Built in the Palladian style in 1852, Hamilton Manor overlooks Gerard D. Levesque Boulevard in New Carlisle, on the Baie-des-Chaleurs. It was built by John Robinson Hamilton. Hamilton was a Member of the Legislative Assembly of Lower Canada. He represented Bonaventure County from 1832-1834 and later served in the Parliament of the United Province of Canada from 1841 to 1844. A lawyer by profession, he was born in Quebec City in 1808 and moved to New Carlisle in 1830.

larger_ham.d.sm_.JPGAmong the house's many original features are its splendid large windows (there are nine of them on the main facade alone), its wide softwood floors, its four chimneys and eight fireplaces, its elegant central staircase, its bread oven, and its lovely bedrooms and sitting rooms, all decorated with beds, dressers and other fine antiques that were purchased intact with the house.

There is much more. This house is absolutely authentic, and there is nothing fake or imitation about it or the decor. Even the original wrought iron lock and key (which are huge) still fasten and unfasten the massive front door.

In one way, staying in this house is a bit like staying in a museum. One feels like one has stepped into another time and place. But yet, it doesn't quite feel like a museum, because museums are always a bit sterile. At Hamilton Manor you are expected and allowed to use the furnishings. This is a living house, slowly being brought back from the brink by its owners. And nothing here is pretentious, although the good taste (and the affluence) of the Hamilton family has been carried over and adopted by the current owners.
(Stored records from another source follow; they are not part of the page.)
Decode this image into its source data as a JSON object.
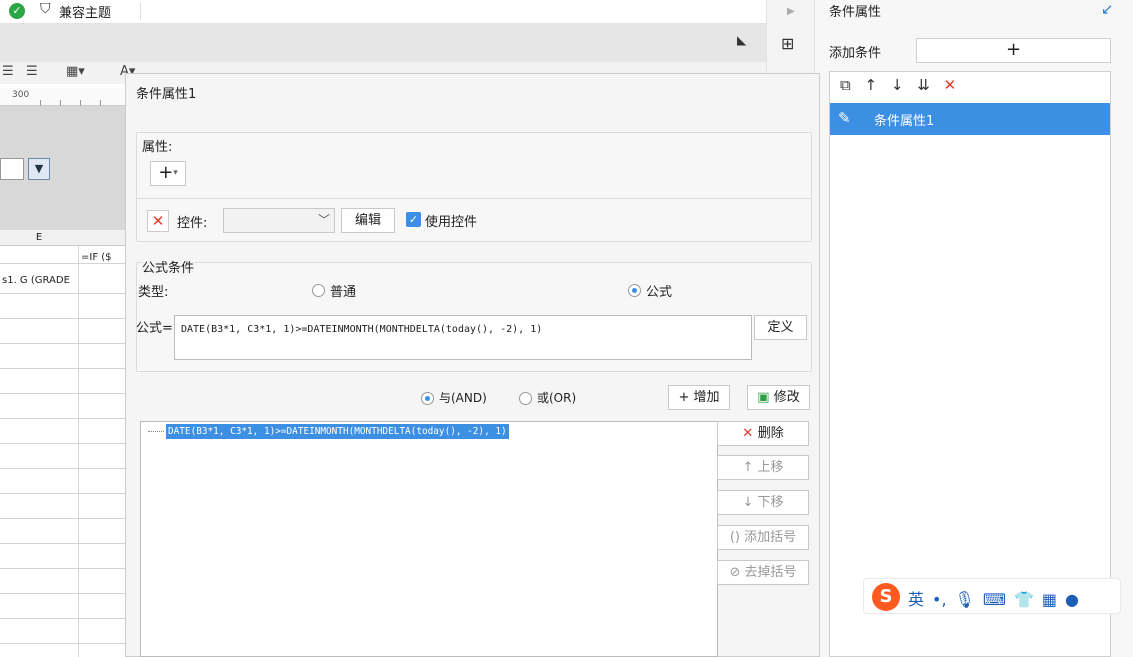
{
  "header": {
    "title": "兼容主题"
  },
  "ruler": {
    "label": "300"
  },
  "sheet": {
    "column_label": "E",
    "cells": [
      "s1. G (GRADE",
      "=IF ($"
    ]
  },
  "right_panel": {
    "title": "条件属性",
    "add_label": "添加条件",
    "add_button": "+",
    "toolbar_icons": [
      "copy-icon",
      "arrow-up-icon",
      "arrow-down-icon",
      "sort-icon",
      "delete-icon"
    ],
    "items": [
      {
        "label": "条件属性1",
        "selected": true
      }
    ]
  },
  "dialog": {
    "title": "条件属性1",
    "attr_section": {
      "label": "属性:",
      "add_button": "+",
      "control_label": "控件:",
      "control_value": "",
      "edit_button": "编辑",
      "use_control_label": "使用控件",
      "use_control_checked": true
    },
    "formula_section": {
      "legend": "公式条件",
      "type_label": "类型:",
      "type_options": [
        "普通",
        "公式"
      ],
      "type_selected": "公式",
      "formula_label": "公式=",
      "formula_value": "DATE(B3*1, C3*1, 1)>=DATEINMONTH(MONTHDELTA(today(), -2), 1)",
      "define_button": "定义",
      "logic_options": [
        "与(AND)",
        "或(OR)"
      ],
      "logic_selected": "与(AND)",
      "add_button": "增加",
      "modify_button": "修改",
      "delete_button": "删除",
      "move_up_button": "上移",
      "move_down_button": "下移",
      "add_bracket_button": "添加括号",
      "remove_bracket_button": "去掉括号",
      "conditions": [
        "DATE(B3*1, C3*1, 1)>=DATEINMONTH(MONTHDELTA(today(), -2), 1)"
      ]
    }
  },
  "ime": {
    "logo": "S",
    "mode": "英"
  },
  "colors": {
    "accent": "#3d8fe3",
    "danger": "#e53b2c",
    "ok": "#29a745"
  }
}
"At one point," Blais told us, "one expert said that the house was beyond salvage." Another one, Blais said, "claimed it would cost half a million dollars to redo the outside of the building." Fortunately for the couple (and the house), they are able to do much of the work themselves. The external walls need work and Blais says he can do it himself for about $25,000.

ham.g.sm__0.JPGThe couple slaved away for several years before they could even begin to think of opening the house as a bed and breakfast, which they intended to do when they bought the house, and which they finally did two years ago. Along the way, they found that structural alterations on the interior were difficult because, for one thing, the interior dividing walls were made of solid stone and brick. "Adding bathrooms, for example, was nearly impossible," Blais said. "Cutting through rock to change the inside layout is extremely difficult."

In some ways, one suspects, the fact that the old house was neglected for so many years may have contributed to its character being so well preserved. But without a doubt, the mansion (not to mention anyone that can appreciate a "great house," in any sense of that term) is fortunate that someone has discovered it who can bring it back to life -- and do so while respecting its character along the way.

That said, Duguay and Blais are finding the house expensive -- both to maintain and to restore. They would like to have some help, and are trying to get the province involved. They -- and the house -- deserve it. And to do nothing and risk letting the house fall back into decline would be a crime. But the owners are courageous, and are not ready to give up.

Along with a bed and breakfast, with five of the old bedrooms in use, the couple have opened a tea room, an Internet café, a small theatre (where they show repertory movies and live shows), a conference room, and an art gallery. They also give guided tours of the house.

For more information on Hamilton Manor, call toll free 1 (866) 542-6498, or visit